Image via WikipediaYesterday I lost a lifelong friend. My cousin Frank. Well, we were almost related. He was my cousin's cousin and in an Italian family that means we were cousin's too. So, as we grew up together we always referred to each other as cousins. When he was around seven his mom and dad decided to move out to California. Every summer he came home and stayed with his grandparents. We would spend time together when he was home and the rest of the year we would write about the things going on in our lives. Life got busy and while raising our families we lost touch. But a few years ago we reconnected. He brought his kids out to meet everyone and they spent a few weeks visiting. They stayed with us for a few days and it was just like old times. He was the same old Frank. Funny, loving and I was so happy to be able to spend time with him again.
Frank was the most kind and tolerant person I have ever know and probably will ever know. He was accepting of everyone and there was not one person in this world that he wouldn't help. That was his legacy.
Life isn't easy for most of us but he was gay and grew up in the seventies. He faced quite a few challenges along the way. But I never saw him let the negativity of the times control him. I remember a few instances when I was furious with some of the people around us, he just shrugged his shoulders and let it be. I know he was hurt but he didn't show it. He remained loving and kind and moved above the anger. He taught me about acceptance and tolerance. I will miss his laugh, his smile and his love.
Sometimes it seems that death won't leave us alone. It comes calling in the loss of another person we care about. It is a very real part of life. We may ask---why him, why now, or even why not me? Is it a part of a bigger plan? None of us know the answer. Believing we will all meet again someday is what helps me keep going. For now, for whatever reason, it is my time to live. And I am going to live the rest of my life trying to be more like Frank. To honor his legacy by being more forgiving, more tolerant and kind. For it's true "everyone you meet is fighting some kind of battle".
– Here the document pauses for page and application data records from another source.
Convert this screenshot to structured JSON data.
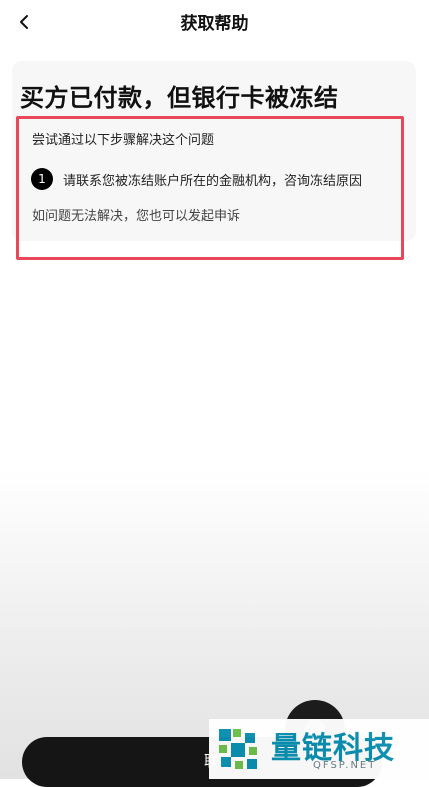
{
  "header": {
    "title": "获取帮助"
  },
  "card": {
    "title": "买方已付款，但银行卡被冻结",
    "intro": "尝试通过以下步骤解决这个问题",
    "steps": [
      {
        "number": "1",
        "text": "请联系您被冻结账户所在的金融机构，咨询冻结原因"
      }
    ],
    "appeal": "如问题无法解决，您也可以发起申诉"
  },
  "footer": {
    "contact_label": "联系"
  },
  "watermark": {
    "name": "量链科技",
    "domain": "QFSP.NET"
  },
  "colors": {
    "highlight_border": "#e8485a",
    "button_bg": "#151515",
    "watermark": "#0b8fb0"
  }
}
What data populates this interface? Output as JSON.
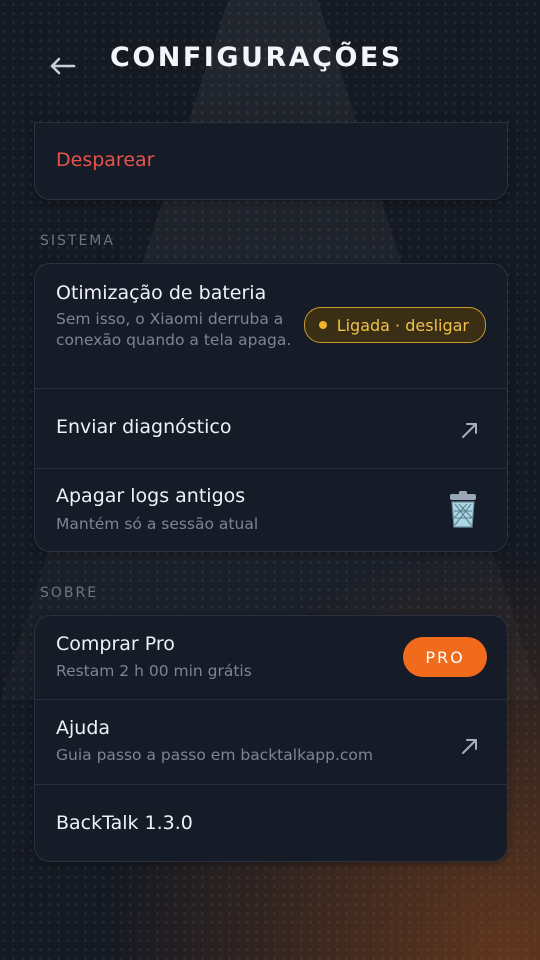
{
  "header": {
    "title": "CONFIGURAÇÕES",
    "back_icon": "arrow-left-icon"
  },
  "account": {
    "disappear_label": "Desparear"
  },
  "sections": {
    "system": "SISTEMA",
    "about": "SOBRE"
  },
  "system": {
    "battery": {
      "title": "Otimização de bateria",
      "subtitle": "Sem isso, o Xiaomi derruba a conexão quando a tela apaga.",
      "status": "Ligada · desligar",
      "status_color": "#f0c24a"
    },
    "diagnostics": {
      "title": "Enviar diagnóstico",
      "icon": "external-arrow-icon"
    },
    "clear_logs": {
      "title": "Apagar logs antigos",
      "subtitle": "Mantém só a sessão atual",
      "icon": "trash-icon"
    }
  },
  "about": {
    "buy_pro": {
      "title": "Comprar Pro",
      "subtitle": "Restam 2 h 00 min grátis",
      "button": "PRO",
      "accent": "#f26b1d"
    },
    "help": {
      "title": "Ajuda",
      "subtitle": "Guia passo a passo em backtalkapp.com",
      "icon": "external-arrow-icon"
    },
    "version": {
      "title": "BackTalk 1.3.0"
    }
  },
  "colors": {
    "background": "#141922",
    "card": "#161c27",
    "danger": "#e5534b"
  }
}
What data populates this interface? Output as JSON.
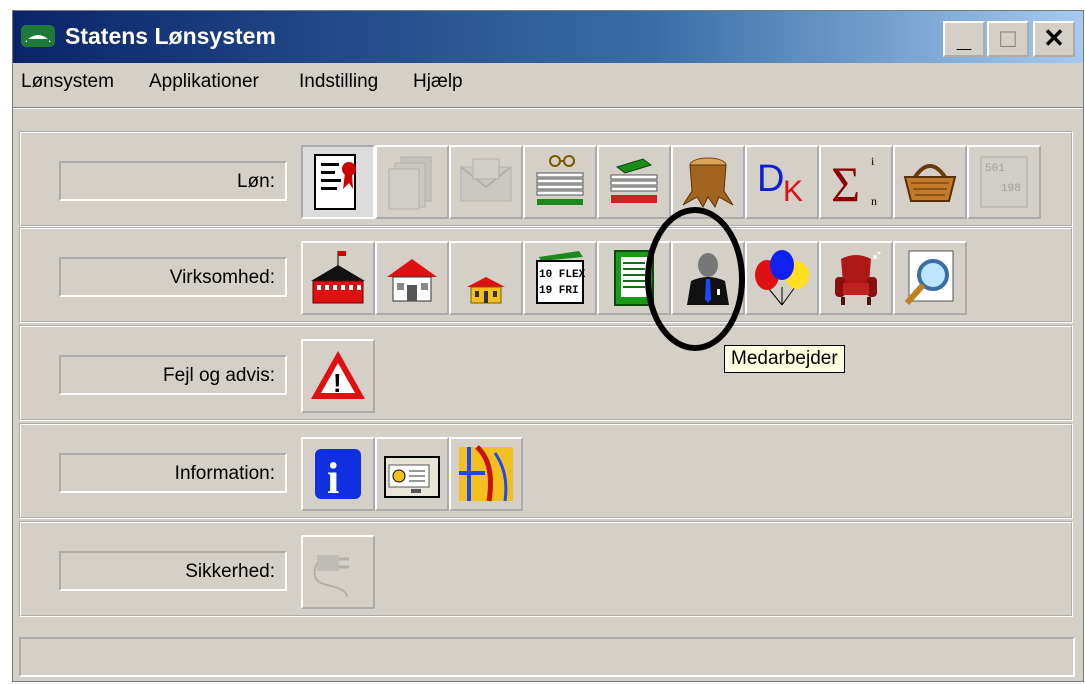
{
  "window": {
    "title": "Statens Lønsystem",
    "controls": [
      "_",
      "□",
      "✕"
    ]
  },
  "menu": [
    "Lønsystem",
    "Applikationer",
    "Indstilling",
    "Hjælp"
  ],
  "rows": [
    {
      "label": "Løn:",
      "buttons": [
        "document-ribbon-icon",
        "documents-icon",
        "envelope-icon",
        "papers-glasses-icon",
        "book-stack-icon",
        "tree-stump-icon",
        "dk-icon",
        "sigma-icon",
        "basket-icon",
        "table-grid-icon"
      ]
    },
    {
      "label": "Virksomhed:",
      "buttons": [
        "large-building-icon",
        "house-icon",
        "small-house-icon",
        "flex-calendar-icon",
        "ledger-icon",
        "employee-icon",
        "balloons-icon",
        "armchair-icon",
        "search-icon"
      ]
    },
    {
      "label": "Fejl og advis:",
      "buttons": [
        "warning-icon"
      ]
    },
    {
      "label": "Information:",
      "buttons": [
        "info-icon",
        "card-reader-icon",
        "map-icon"
      ]
    },
    {
      "label": "Sikkerhed:",
      "buttons": [
        "plug-icon"
      ]
    }
  ],
  "icon_text": {
    "dk": "DK",
    "sigma": "Σ",
    "flex1": "10 FLEX",
    "flex2": "19 FRI",
    "info": "i",
    "warning": "!",
    "num1": "501",
    "num2": "198"
  },
  "tooltip": "Medarbejder",
  "status": ""
}
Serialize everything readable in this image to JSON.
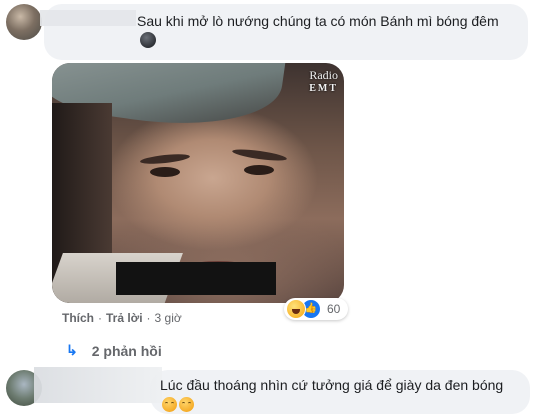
{
  "comment1": {
    "text": "Sau khi mở lò nướng chúng ta có món Bánh mì bóng đêm",
    "emoji": "dark-face-emoji",
    "image": {
      "watermark_top": "Radio",
      "watermark_bottom": "EMT"
    },
    "actions": {
      "like": "Thích",
      "reply": "Trả lời",
      "time": "3 giờ"
    },
    "reactions": {
      "icons": [
        "haha-icon",
        "like-icon"
      ],
      "count": "60"
    },
    "replies_label": "2 phản hồi"
  },
  "comment2": {
    "text": "Lúc đầu thoáng nhìn cứ tưởng giá để giày da đen bóng",
    "emojis": [
      "sad-face-emoji",
      "sad-face-emoji"
    ]
  },
  "colors": {
    "bubble": "#f0f2f5",
    "link": "#1877f2",
    "secondary_text": "#65676b"
  }
}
Think about the legacy of those you have lost. What did they leave behind that you can learn from and use in you life? What made them special? What do you want your legacy to be?
Peace to all,
R.I.P Frank Otello